NYS should allocate funding for the existing NY Economic Development Law § 104-a, which provides resources for a Center for Democratic Employee Ownership that would promote awareness of business transfers among employers—and provide support to professionals engaged in estate management. This center would professionally market the availability of federal and state capital gains exclusions available to selling and/or retiring business owners. If additional funding were made available, the center would offer “matching grants” to employers for accounting, legal, and business planning expenses related to the sale, as in Iowa. Center staff would provide professional trainings to lawyers, accountants, and estate planners on technical aspects of federal, state, and city tax code—and make referrals for specialized employee education and financial services. Finally, as an agency of the State of New York, the NYS Center for Democratic Employee Ownership would continue to add credibility and legitimacy to the practice of business transfers—and, as appropriate, ease barriers for high-value business transfers.
Notably, the Ohio Employee Ownership Center was founded in 1987 and is responsible for assisting “employees in buying all or part of 92 companies, creating 15,000 employee-owners, at a cost in state funding of $772 per job created or retained” (NCEO n.d.). State centers also currently exist in Colorado, California, and Vermont.
Under NY General Municipal Law § 103, public contracts must be awarded to the lowest competitive bidder, or in certain cases on the basis of “best value.” NYS would create a new “carve out” for employee-owned firms and firms in which a portion of company stock is under democratic employee ownership, either directly through employee membership shares or indirectly through a democratic employee trust. This practice has a long and successful history of building community wealth in countries like Italy and France.
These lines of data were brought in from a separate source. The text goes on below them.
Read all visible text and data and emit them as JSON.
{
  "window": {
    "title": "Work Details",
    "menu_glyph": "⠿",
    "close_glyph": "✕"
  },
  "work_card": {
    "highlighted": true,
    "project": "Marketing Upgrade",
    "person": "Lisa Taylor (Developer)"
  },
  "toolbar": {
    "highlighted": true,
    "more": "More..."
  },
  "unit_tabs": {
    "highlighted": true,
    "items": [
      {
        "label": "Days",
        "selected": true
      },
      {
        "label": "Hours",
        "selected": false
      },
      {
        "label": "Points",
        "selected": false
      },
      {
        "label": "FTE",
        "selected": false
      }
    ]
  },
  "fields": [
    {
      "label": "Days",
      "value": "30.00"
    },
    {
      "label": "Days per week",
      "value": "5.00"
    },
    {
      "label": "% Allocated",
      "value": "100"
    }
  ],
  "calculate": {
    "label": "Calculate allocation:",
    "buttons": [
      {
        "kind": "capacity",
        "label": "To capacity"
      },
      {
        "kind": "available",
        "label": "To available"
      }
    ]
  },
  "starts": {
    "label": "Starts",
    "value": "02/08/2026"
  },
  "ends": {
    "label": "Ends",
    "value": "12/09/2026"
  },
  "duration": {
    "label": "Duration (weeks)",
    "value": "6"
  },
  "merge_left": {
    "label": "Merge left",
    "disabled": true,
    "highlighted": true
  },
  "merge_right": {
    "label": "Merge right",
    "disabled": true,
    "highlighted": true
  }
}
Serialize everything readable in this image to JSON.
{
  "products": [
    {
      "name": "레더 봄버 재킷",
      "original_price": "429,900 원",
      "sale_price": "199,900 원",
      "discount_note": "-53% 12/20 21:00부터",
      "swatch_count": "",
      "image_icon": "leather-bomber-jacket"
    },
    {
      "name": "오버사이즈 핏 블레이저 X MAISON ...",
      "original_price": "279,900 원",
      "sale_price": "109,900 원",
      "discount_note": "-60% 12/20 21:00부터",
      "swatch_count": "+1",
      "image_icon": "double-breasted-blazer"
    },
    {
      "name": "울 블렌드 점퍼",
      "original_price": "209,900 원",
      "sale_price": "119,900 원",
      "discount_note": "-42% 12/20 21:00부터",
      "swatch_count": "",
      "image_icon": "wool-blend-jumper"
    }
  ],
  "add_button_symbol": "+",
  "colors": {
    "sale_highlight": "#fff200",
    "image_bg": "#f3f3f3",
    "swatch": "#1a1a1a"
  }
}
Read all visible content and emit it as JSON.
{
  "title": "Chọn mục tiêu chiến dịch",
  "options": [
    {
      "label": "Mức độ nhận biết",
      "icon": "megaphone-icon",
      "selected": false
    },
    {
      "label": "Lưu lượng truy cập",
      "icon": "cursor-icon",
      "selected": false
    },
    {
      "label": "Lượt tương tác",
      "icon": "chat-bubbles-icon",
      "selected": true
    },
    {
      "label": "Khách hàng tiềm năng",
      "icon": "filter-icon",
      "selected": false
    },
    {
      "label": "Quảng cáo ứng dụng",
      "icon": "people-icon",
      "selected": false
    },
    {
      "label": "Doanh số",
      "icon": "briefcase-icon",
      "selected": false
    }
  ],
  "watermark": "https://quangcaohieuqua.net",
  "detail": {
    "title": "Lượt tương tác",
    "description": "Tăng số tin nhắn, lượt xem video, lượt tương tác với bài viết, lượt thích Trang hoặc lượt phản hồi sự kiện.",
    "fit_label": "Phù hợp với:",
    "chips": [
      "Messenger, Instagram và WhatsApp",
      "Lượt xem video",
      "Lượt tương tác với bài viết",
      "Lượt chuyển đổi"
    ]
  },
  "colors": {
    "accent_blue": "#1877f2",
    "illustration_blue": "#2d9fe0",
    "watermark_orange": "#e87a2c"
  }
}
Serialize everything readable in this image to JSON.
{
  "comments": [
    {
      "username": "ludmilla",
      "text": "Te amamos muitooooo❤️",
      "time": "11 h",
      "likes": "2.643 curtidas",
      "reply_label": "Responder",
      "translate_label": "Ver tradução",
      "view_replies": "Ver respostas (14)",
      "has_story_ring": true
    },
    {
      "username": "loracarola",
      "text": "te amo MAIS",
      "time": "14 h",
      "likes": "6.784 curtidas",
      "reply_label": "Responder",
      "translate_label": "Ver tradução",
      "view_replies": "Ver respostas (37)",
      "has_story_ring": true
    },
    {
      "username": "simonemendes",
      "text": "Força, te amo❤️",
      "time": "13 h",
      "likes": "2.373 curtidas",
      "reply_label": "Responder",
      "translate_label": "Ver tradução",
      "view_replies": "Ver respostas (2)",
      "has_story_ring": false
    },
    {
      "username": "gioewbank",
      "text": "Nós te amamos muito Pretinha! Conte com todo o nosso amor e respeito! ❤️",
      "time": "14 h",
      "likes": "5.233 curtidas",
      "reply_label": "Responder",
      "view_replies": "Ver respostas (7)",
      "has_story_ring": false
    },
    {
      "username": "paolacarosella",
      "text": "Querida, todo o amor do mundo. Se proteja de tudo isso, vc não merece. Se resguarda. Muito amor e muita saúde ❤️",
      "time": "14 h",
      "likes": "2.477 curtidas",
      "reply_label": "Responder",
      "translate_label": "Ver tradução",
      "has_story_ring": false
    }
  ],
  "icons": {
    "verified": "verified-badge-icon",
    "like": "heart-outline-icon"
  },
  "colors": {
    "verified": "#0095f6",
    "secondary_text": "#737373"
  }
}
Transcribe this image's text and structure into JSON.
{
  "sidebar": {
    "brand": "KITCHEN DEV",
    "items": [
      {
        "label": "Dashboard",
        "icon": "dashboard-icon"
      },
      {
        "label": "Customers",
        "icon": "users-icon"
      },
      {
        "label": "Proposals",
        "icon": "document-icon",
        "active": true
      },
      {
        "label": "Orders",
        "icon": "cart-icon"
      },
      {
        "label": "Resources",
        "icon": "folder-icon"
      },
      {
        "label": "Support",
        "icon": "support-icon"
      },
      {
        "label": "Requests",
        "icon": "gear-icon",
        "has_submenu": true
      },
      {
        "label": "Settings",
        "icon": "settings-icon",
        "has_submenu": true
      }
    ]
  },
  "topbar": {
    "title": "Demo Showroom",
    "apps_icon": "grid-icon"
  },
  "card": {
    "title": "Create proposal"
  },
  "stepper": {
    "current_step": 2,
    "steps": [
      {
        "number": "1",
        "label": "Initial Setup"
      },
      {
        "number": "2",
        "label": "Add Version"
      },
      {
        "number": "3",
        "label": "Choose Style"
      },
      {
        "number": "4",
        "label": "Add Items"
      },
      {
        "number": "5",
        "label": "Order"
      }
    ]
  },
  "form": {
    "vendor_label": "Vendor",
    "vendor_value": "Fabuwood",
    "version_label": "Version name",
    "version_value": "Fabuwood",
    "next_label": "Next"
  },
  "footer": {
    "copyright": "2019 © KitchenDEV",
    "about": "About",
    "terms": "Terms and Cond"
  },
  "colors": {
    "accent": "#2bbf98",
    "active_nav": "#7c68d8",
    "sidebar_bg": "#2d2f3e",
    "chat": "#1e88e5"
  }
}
This rule might be introduced as an amendment to State Finance Law § 162; or under the Executive Law, e.g., Article 17-B.
European Confederation of Cooperatives in Industry and Services (CECOP). 2012. “CECOP answer to the European Commission consultationEntrepreneurship 2020 Action Plan.” Brussels: CECOP-CICOPA Europe.
Magill, Roswell. 1959. “The Exemption of Cooperatives from Income Tax.” 21 Montana Law Review 2.
National Center for Employee Ownership (NCEO). 2014. “New Jersey Bill Would Encourage Employee Ownership.” August 1. http://www.nceo.org/employee-ownership-update/2014-08-01 (October 14, 2014).
––––––. National Center for Employee Ownership (NCEO). n.d. “Business Retention Through Employee Ownership: Resources for Economic Development Agencies.” Oakland: NCEO.
Reynolds, Bruce J. 2013. “Indivisible Reserves: Some See Unallocated Equity as a Way Co-ops Can Help Fortify Their Future.” 80 Rural Cooperatives 3. Washington, DC: USDA Rural Development.